he is a professional ice boarder / snow surfer type man. So that was quite encouraging.
The three of us recovered from the long day of death-road riding and decided to move on from La Paz. This we did via a nightmarish four hour local bus ride to Copacabana, sitting as it does comfortably on Lake Titicaca
. We chose this destination entirely because of the song and the humorous name of the lake. I believe most tourists use such sensible criteria for choosing destinations. Cocacabana is not as beautiful as the song had led us to believe. Although the song is about a hotel, not a town, and one apparently in Brazil, not Bolivia (which we found out during our stay). We had it in our minds that it would be quite European and snazzy but it's a fairly functional place and absolutely packed with tourists. All of whom probably labouring under our false impressions and singing the Barry Manilow song under their breath all the time much as we were doing. We stayed for the first night in a very rustic (shockingly dirty) place but made the most of it with Contract Whist and a carton of red wine. We are nothing if not classy travellers. The next day we walked up a huge hill to see a church and did a little exploring. Trust me; in Cocacabana a little exploring goes a long way. The hill walk was incredibly hard at this altitude but we took it as good preparation for the Inca Trail to come.
The next day we decided to go to the nearby island, Isla De Sol
. The largest Island in Lake Titicaca. See the photographs for proof of the crazy tilt this place is on. They say that these are Inca steps carved into the land but with a back-pack on it just looks like a huge hill. We were extremely tired but we consoled ourselves with the fact it would also
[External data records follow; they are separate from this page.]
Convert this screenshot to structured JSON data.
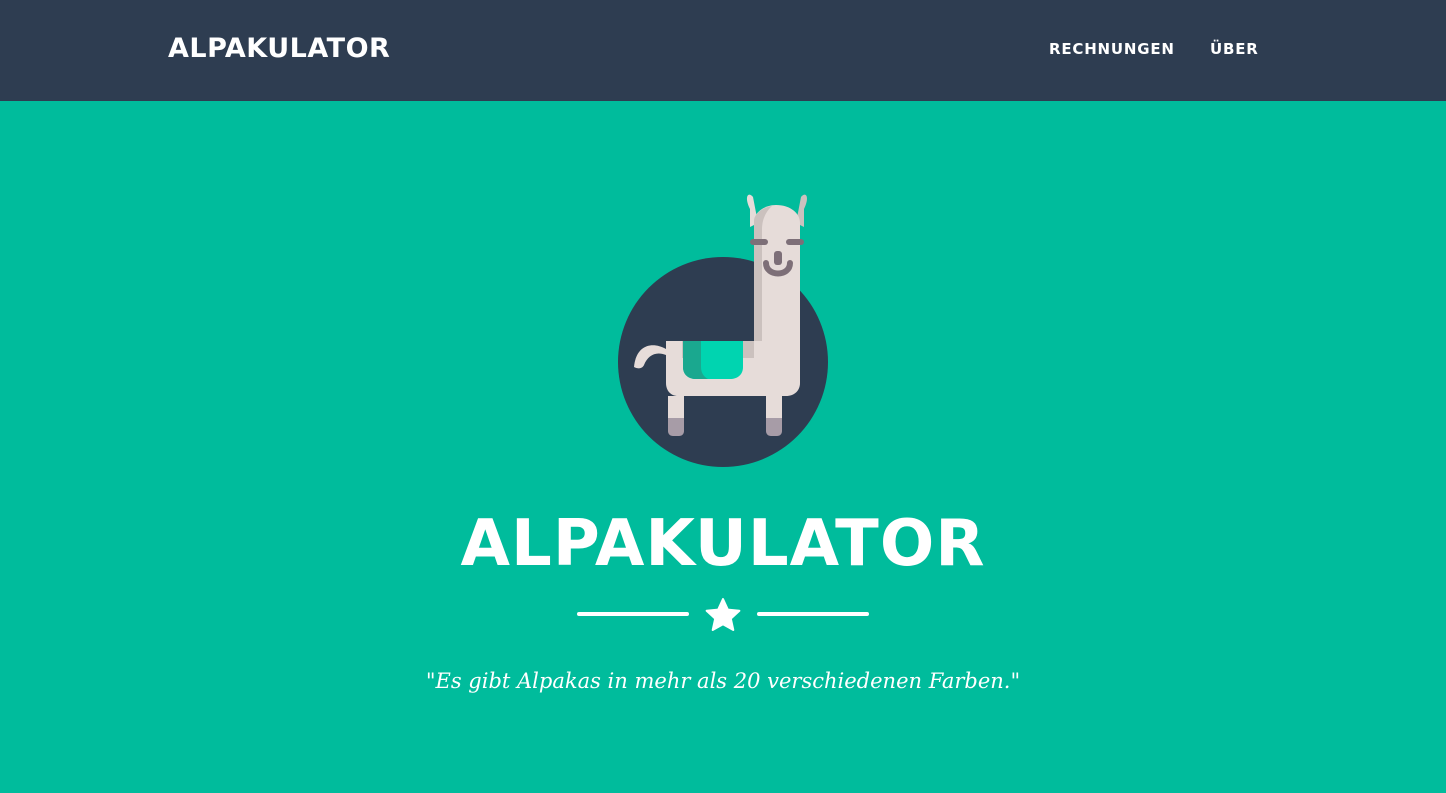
{
  "navbar": {
    "brand": "ALPAKULATOR",
    "links": [
      {
        "label": "RECHNUNGEN"
      },
      {
        "label": "ÜBER"
      }
    ]
  },
  "hero": {
    "title": "ALPAKULATOR",
    "quote": "\"Es gibt Alpakas in mehr als 20 verschiedenen Farben.\"",
    "avatar_icon": "llama-icon",
    "divider_icon": "star-icon"
  },
  "colors": {
    "navbar_bg": "#2e3d51",
    "hero_bg": "#00bc9c",
    "text": "#ffffff",
    "avatar_circle": "#2e3d51",
    "llama_body": "#e6dcd9",
    "llama_shade": "#cbc1be",
    "saddle": "#00d4b0",
    "saddle_shade": "#1aa88f",
    "hooves": "#a79ca7",
    "face": "#7d6f78"
  }
}
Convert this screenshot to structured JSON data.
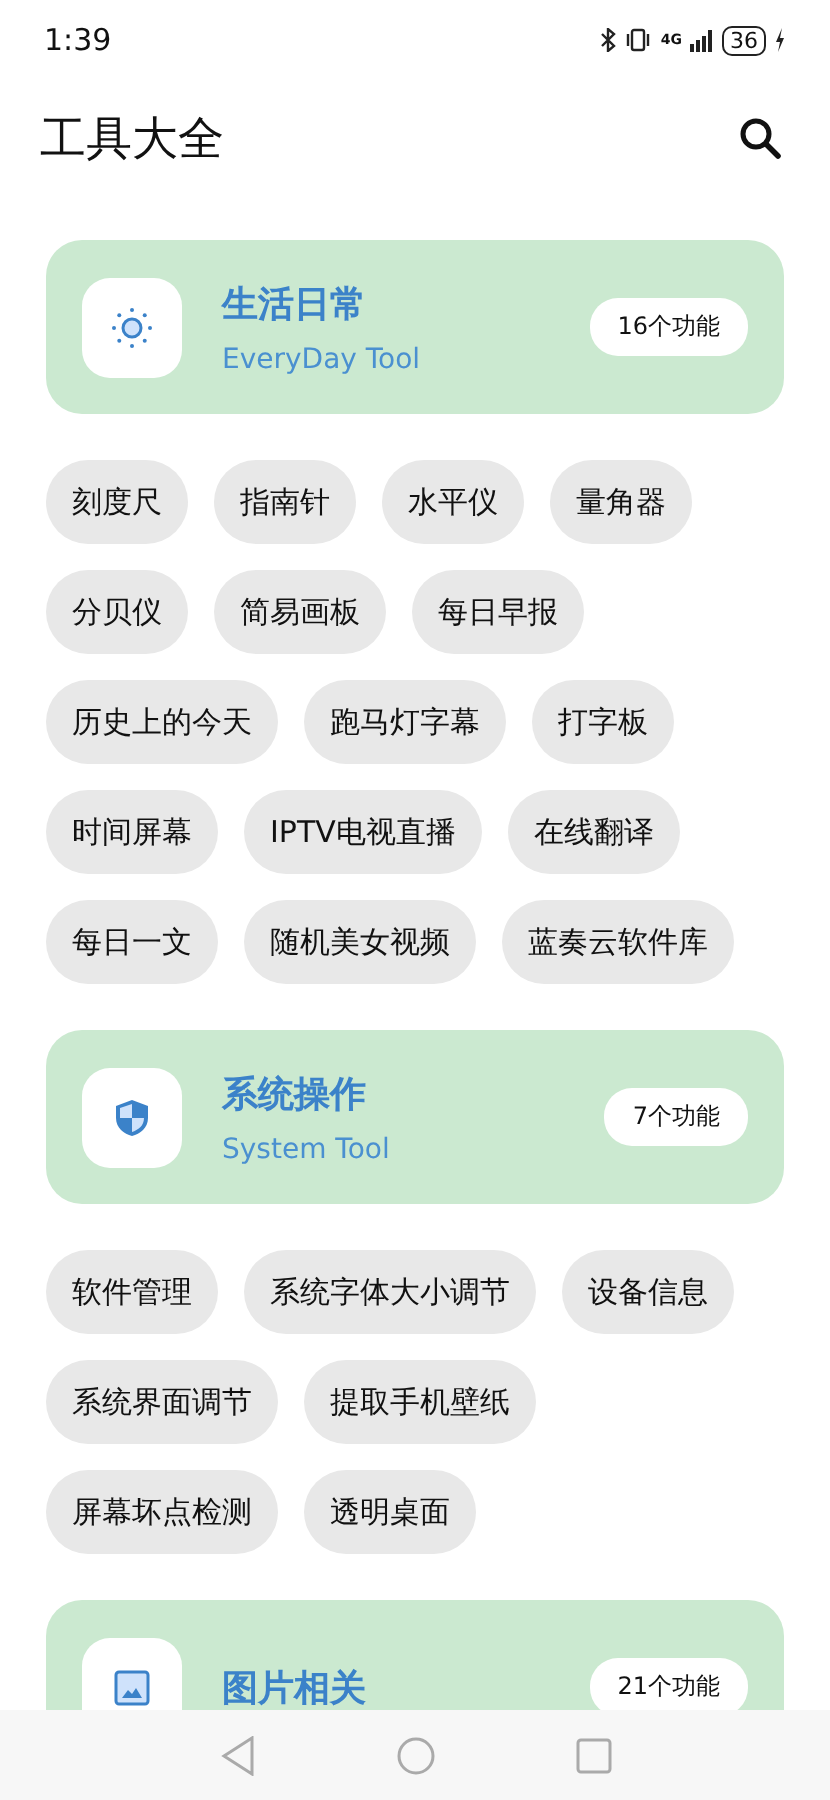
{
  "status_bar": {
    "time": "1:39",
    "network": "4G",
    "battery": "36"
  },
  "header": {
    "title": "工具大全"
  },
  "sections": [
    {
      "title": "生活日常",
      "subtitle": "EveryDay Tool",
      "count": "16个功能",
      "tools": [
        "刻度尺",
        "指南针",
        "水平仪",
        "量角器",
        "分贝仪",
        "简易画板",
        "每日早报",
        "历史上的今天",
        "跑马灯字幕",
        "打字板",
        "时间屏幕",
        "IPTV电视直播",
        "在线翻译",
        "每日一文",
        "随机美女视频",
        "蓝奏云软件库"
      ]
    },
    {
      "title": "系统操作",
      "subtitle": "System Tool",
      "count": "7个功能",
      "tools": [
        "软件管理",
        "系统字体大小调节",
        "设备信息",
        "系统界面调节",
        "提取手机壁纸",
        "屏幕坏点检测",
        "透明桌面"
      ]
    },
    {
      "title": "图片相关",
      "count": "21个功能"
    }
  ]
}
be good practice for Machu Picchu and the Inca Trail
. We found ourselves saying that a lot whilst gasping for air and grabbing onto things for support. We spent the evening on the island shivering and playing Contract Whist because, after eight 'O' Clock on Isla De Sol
there are no lights and NOTHING to do. The next day we headed back for our last night in Copacabana. It was also, after a month travelling together, our last night as a three. We spent it watching terrible romantic comedies in our huge hotel room. It has been good fun being in a team and as we all have a certain cynical but comic side to our characters and got on well it was a thoroughly enjoyable month.
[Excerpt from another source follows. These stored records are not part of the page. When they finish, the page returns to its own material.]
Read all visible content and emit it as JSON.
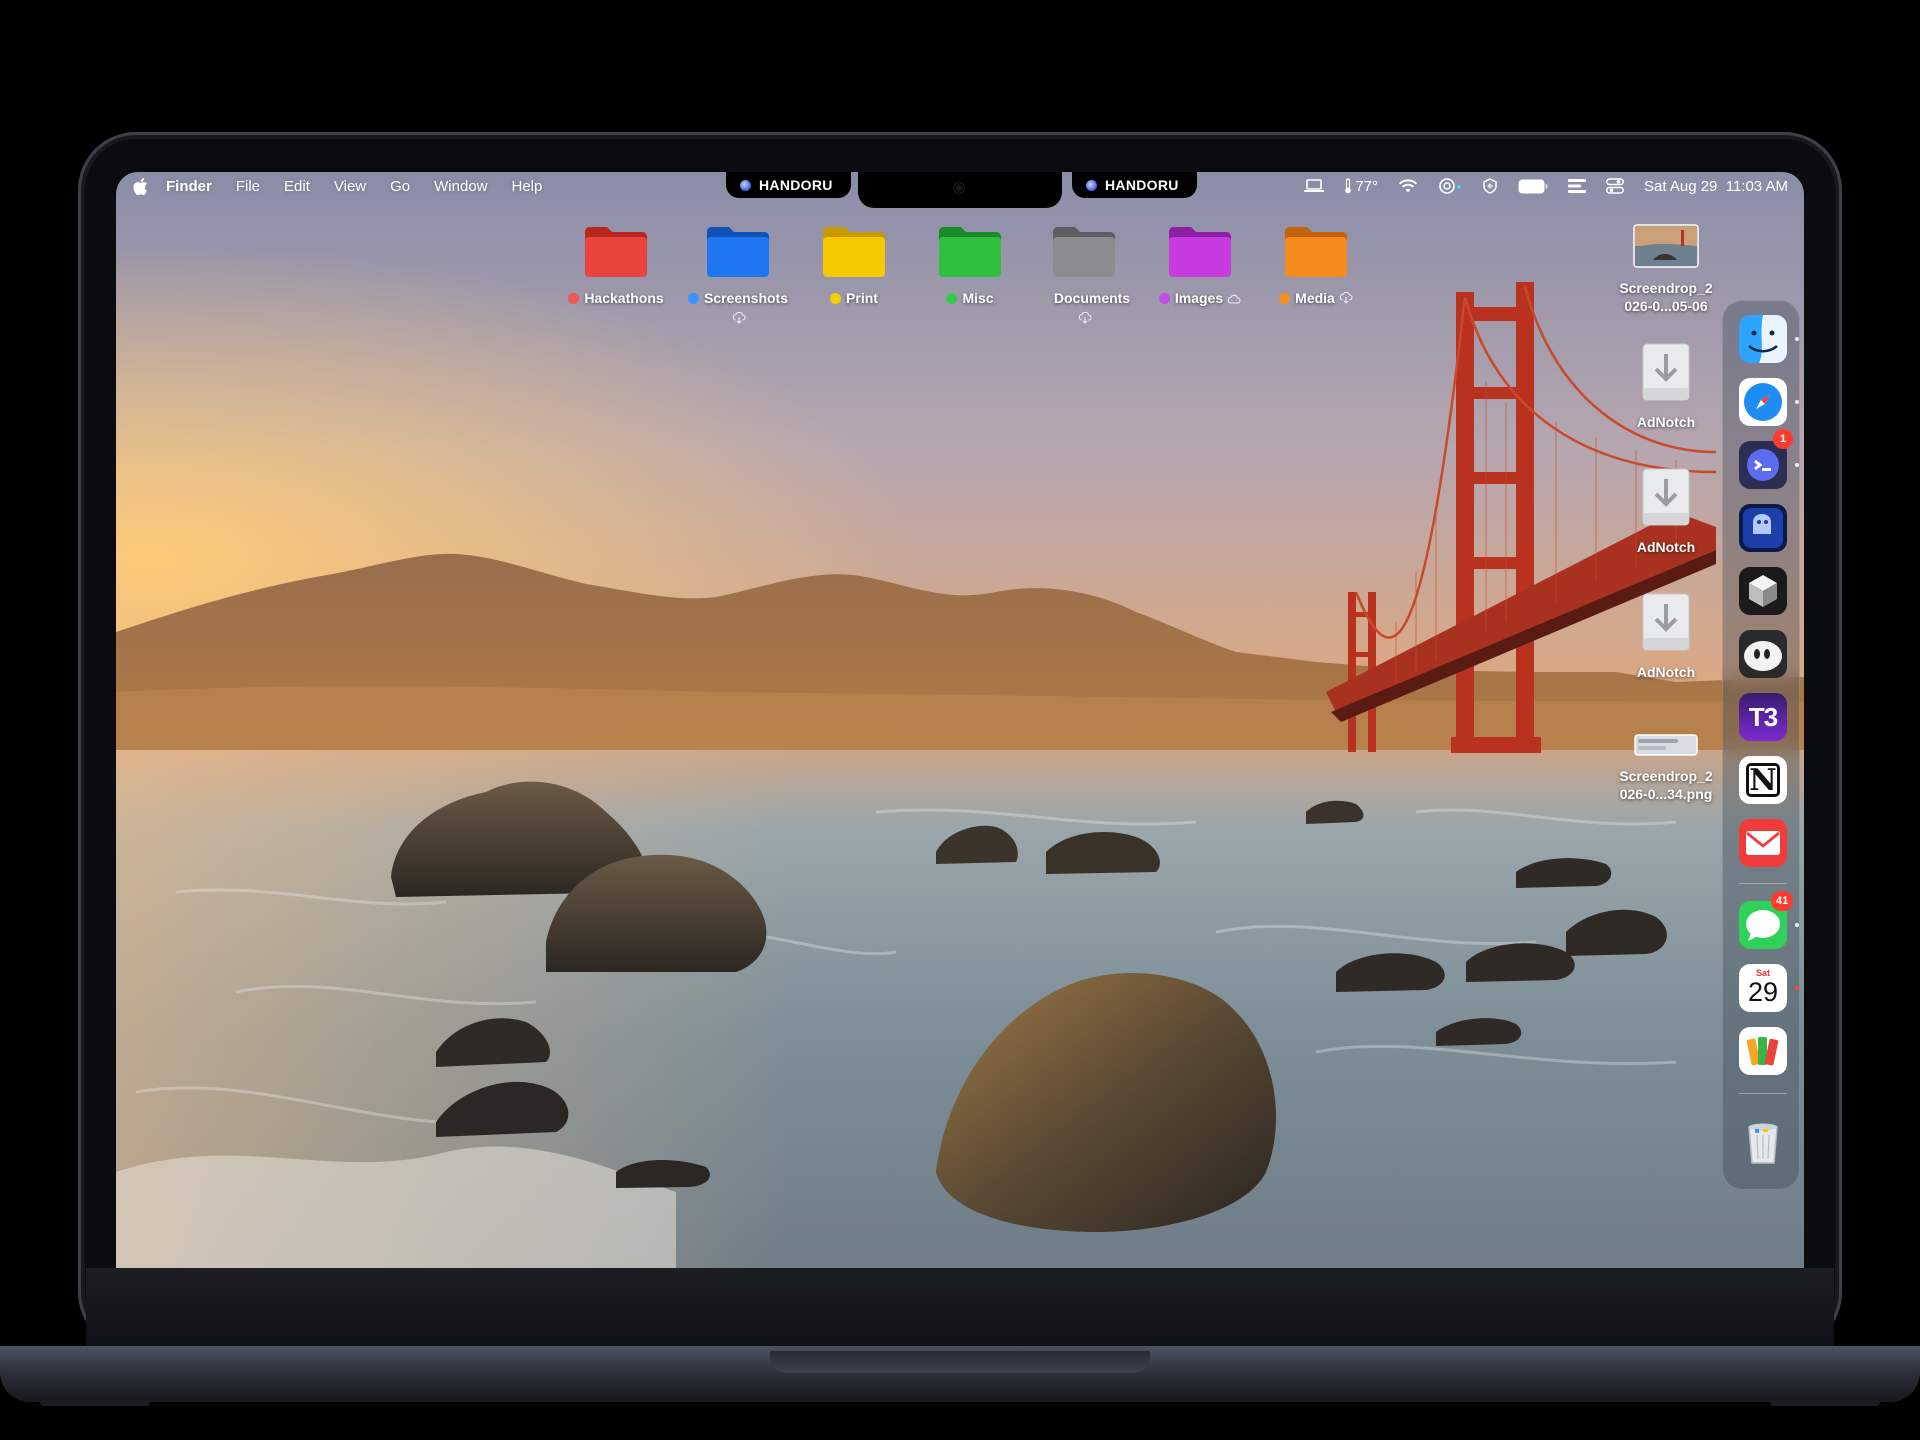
{
  "menubar": {
    "app_name": "Finder",
    "menus": [
      "File",
      "Edit",
      "View",
      "Go",
      "Window",
      "Help"
    ],
    "handoru_left": "HANDORU",
    "handoru_right": "HANDORU",
    "temperature": "77°",
    "datetime": "Sat Aug 29  11:03 AM"
  },
  "folders": [
    {
      "label": "Hackathons",
      "color": "#e8443e",
      "tag_color": "#f2575a",
      "cloud": false
    },
    {
      "label": "Screenshots",
      "color": "#1e77f0",
      "tag_color": "#3b95ff",
      "cloud": "below"
    },
    {
      "label": "Print",
      "color": "#f5c800",
      "tag_color": "#f5d000",
      "cloud": false
    },
    {
      "label": "Misc",
      "color": "#2fbf3f",
      "tag_color": "#37c84a",
      "cloud": false
    },
    {
      "label": "Documents",
      "color": "#8c8c8e",
      "tag_color": "#9c9ca0",
      "cloud": "below"
    },
    {
      "label": "Images",
      "color": "#c63ae0",
      "tag_color": "#c24ee8",
      "cloud": "inline"
    },
    {
      "label": "Media",
      "color": "#f58a1f",
      "tag_color": "#f5901e",
      "cloud": "inline"
    }
  ],
  "desktop_files": [
    {
      "name_line1": "Screendrop_2",
      "name_line2": "026-0...05-06",
      "kind": "image"
    },
    {
      "name_line1": "AdNotch",
      "name_line2": "",
      "kind": "installer"
    },
    {
      "name_line1": "AdNotch",
      "name_line2": "",
      "kind": "installer"
    },
    {
      "name_line1": "AdNotch",
      "name_line2": "",
      "kind": "installer"
    },
    {
      "name_line1": "Screendrop_2",
      "name_line2": "026-0...34.png",
      "kind": "image-wide"
    }
  ],
  "dock": {
    "apps": [
      {
        "name": "finder-icon",
        "running": true
      },
      {
        "name": "safari-icon",
        "running": true
      },
      {
        "name": "app-chat-icon",
        "running": true,
        "badge": "1"
      },
      {
        "name": "app-ghost-icon",
        "running": false
      },
      {
        "name": "app-cube-icon",
        "running": false
      },
      {
        "name": "app-pill-icon",
        "running": false
      },
      {
        "name": "t3-icon",
        "running": false,
        "label": "T3"
      },
      {
        "name": "notion-icon",
        "running": false,
        "label": "N"
      },
      {
        "name": "mail-icon",
        "running": false
      },
      {
        "name": "messages-icon",
        "running": true,
        "badge": "41"
      },
      {
        "name": "calendar-icon",
        "running": true,
        "day": "29",
        "weekday": "Sat"
      },
      {
        "name": "books-icon",
        "running": false
      },
      {
        "name": "trash-icon",
        "running": false
      }
    ]
  },
  "colors": {
    "sky_top": "#8e8faa",
    "sky_mid": "#d6a27a",
    "horizon": "#f3a860",
    "bridge": "#b8321f",
    "water": "#8a9aa3"
  }
}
The next day I headed back to La Paz alone as Colin and Andrea headed to other parts of South America. In order to get back to the mainland you have to take a small boat for ten minutes or so across Lake Titicaca whilst your coach does the same thing on a barge of sorts. On this particular trip the boat owner had packed as many of us 'gringos' onto the boat as possible and we were sitting somewhat low in the water
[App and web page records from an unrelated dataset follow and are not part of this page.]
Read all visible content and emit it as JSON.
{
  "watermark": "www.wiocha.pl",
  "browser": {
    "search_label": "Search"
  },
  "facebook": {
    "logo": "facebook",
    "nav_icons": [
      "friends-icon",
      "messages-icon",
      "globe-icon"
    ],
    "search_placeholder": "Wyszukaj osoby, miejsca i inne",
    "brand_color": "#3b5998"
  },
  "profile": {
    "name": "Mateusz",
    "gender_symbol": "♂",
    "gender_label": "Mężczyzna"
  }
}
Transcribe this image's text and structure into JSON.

. As we set off the Lake got pretty rough, as lakes of this size can do, and an old Bolivian lady sat opposite me starting panicking a little. She reached over and grabbed my knee, much to the amusement of everyone else on board, and then starting saying her prayers as the waves licked the sides of our boat. Fortunately we got to the other side without incident but an Irish chap sat near me commented “you've got a friend for life there mate” and I replied, quick as a snap, “bruise for life, maybe.” That lady had a heck of a grip. I got back to La Paz without further incident, spent one night there before meeting up with my new GAP group for the Inca Heartland trail and we set off the next day for our first day in Puno in Peru. The group consists of Rodney, Merrill, Belinda, Chris, Ben and Luciano – the tour leader. I shall say nothing about them yet as I know
nothing but needless to say, that will change in the next twenty-one days. Onwards, to Peru!
Love, Dan. x.